“Wolverine Annual” #1 is the last installment of a trio of connected ClanDestine team-up stories by Alan Davis, the first two being “Fantastic Four” Annual #33 and “Daredevil” Annual #1.
All three of these Annuals are ClanDestine family stories in both tone and focus. “Wolverine Annual” #1 may please ClanDestine or Alan Davis fans, but it’s not a story about Logan. Another powerful solo Marvel character could easily have been switched in, and the structure of the story would have remained intact. “Wolverine” fans can safely skip it.
For ClanDestine fans, “Wolverine Annual” #1 continues to provide insight into the back story of the central family tragedy of flicide/prolicide — how exactly Vincent became evil and why Adam had to “kill” him. The dialogue between the characters falls along typical lines in a comforting fashion, with distinctive ClanDestine family dynamics. The twins are still excitable and innocent, Walter is irascible yet protective, Jasmine/Kay is manipulative and vampy, Samantha is arty and imaginative, Newton is geeky, Dominic/Hex is sensitive and rebellious. The problem is, except for their superpowers, each Destine remains well within the lines of very predictable archetypes. “Wolverine Annual” #1 is pure action and almost zero character development.
Alan Davis’ style hasn’t changed much, either, and while nostalgia feels nice, it’s definitely true that Davis’ art and even his dialogue and word choices are obviously dated, so much so that I feel like I’m back in the ’80s or early ’90s the entire time I’m reading “Wolverine Annual” #1. That said, retro pleasures are still pleasures, and Davis’ dynamic panel compositions, asymmetric panel shapes and off-kilter camera angles still create a sense of rapid movement. Mark Farmer preserves Davis’ style well with his clean inking style. Colorist Javier Rodriguez’s palette is weirdly garish in the fight scenes, but his colors for Dominic and Doctor Strange’s costumes are eye-catching and harmonious.
There is a lovely splash page mid-issue of Wolverine falling into a surreal bubble world that Vincent Destine has created within a museum. The camera angle and composition are excellent, down to the choice of two panel dividers to cut across the page. Despite being a bizarre space, every object within it inhabits the tilted topsy-turvy interior with well-placed depth and volume. Details like the patterns on the ceiling and a realistic-looking sea turtle and whale make the page exceptional.
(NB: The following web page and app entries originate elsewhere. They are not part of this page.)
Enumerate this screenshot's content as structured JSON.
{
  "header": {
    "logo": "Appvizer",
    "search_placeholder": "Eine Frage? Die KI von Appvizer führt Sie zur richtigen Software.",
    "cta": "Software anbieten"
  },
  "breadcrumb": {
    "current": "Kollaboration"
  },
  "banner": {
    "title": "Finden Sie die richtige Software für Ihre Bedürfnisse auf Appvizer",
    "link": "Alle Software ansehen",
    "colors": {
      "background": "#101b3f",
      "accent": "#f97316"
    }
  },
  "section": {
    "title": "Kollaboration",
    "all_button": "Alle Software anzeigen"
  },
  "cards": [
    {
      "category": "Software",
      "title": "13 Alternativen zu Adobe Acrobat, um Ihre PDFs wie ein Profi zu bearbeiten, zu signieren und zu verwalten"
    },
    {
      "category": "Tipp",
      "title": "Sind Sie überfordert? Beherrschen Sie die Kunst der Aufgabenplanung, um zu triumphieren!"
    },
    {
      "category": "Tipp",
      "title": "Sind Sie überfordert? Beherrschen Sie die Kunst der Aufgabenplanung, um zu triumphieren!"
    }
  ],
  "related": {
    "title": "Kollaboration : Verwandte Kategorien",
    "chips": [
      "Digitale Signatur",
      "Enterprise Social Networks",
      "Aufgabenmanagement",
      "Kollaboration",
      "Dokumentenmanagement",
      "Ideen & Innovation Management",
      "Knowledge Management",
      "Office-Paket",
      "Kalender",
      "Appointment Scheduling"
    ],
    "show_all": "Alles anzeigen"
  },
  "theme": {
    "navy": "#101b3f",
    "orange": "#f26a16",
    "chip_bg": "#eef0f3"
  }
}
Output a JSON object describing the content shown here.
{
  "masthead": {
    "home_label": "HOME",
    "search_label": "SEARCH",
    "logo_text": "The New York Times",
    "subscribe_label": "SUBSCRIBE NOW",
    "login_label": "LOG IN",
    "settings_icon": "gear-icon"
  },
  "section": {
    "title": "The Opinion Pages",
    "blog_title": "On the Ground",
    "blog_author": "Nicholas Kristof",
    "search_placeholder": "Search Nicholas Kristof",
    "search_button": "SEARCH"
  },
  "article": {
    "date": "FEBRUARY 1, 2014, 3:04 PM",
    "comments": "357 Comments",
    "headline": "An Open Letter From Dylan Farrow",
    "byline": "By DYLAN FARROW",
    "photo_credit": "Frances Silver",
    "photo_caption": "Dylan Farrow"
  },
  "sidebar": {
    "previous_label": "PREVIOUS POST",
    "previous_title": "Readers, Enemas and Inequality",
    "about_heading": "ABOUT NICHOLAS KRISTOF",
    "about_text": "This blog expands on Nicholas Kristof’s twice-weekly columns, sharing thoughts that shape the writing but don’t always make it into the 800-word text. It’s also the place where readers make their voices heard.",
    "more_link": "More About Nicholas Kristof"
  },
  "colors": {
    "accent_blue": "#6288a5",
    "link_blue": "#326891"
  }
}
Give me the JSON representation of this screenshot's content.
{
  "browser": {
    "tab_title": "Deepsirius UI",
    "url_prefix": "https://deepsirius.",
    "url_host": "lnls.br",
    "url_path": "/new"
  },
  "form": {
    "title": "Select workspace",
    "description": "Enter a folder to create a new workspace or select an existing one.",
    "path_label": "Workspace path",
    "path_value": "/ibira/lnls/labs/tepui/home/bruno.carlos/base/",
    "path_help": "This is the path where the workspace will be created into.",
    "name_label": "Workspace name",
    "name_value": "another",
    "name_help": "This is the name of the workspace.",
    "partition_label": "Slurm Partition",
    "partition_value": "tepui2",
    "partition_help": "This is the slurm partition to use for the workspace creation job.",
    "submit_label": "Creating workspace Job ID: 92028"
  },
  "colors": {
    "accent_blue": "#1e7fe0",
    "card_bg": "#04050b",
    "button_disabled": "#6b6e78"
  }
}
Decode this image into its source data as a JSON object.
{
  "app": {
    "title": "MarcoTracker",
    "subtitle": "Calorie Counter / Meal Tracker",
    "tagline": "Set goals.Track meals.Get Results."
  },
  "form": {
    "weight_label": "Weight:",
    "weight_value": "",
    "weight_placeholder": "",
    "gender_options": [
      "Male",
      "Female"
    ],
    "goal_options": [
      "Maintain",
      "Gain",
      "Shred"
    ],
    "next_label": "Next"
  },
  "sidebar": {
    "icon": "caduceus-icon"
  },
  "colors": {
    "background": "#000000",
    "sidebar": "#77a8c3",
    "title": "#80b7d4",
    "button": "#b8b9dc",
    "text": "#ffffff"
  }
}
It’s nice to see Clan Destine again, but in the end, “Wolverine Annual” #1 is totally forgettable. Wolverine gets used a shield and guinea pig (not exactly new roles for him), and Clan Destine gets put back on the shelf in roughly the same shape, if somewhat unsettled or upset by their battle. When Doctor Strange says, “None of us are who we were yesterday,” his words are sincere yet strike an ironic note, because this large cast of characters is static. While the stakes were seemingly high and the players were many, everyone walks away and no one truly evolves. For a long 38-page story and $4.99 cover price, “Wolverine Annual” #1 should have done more.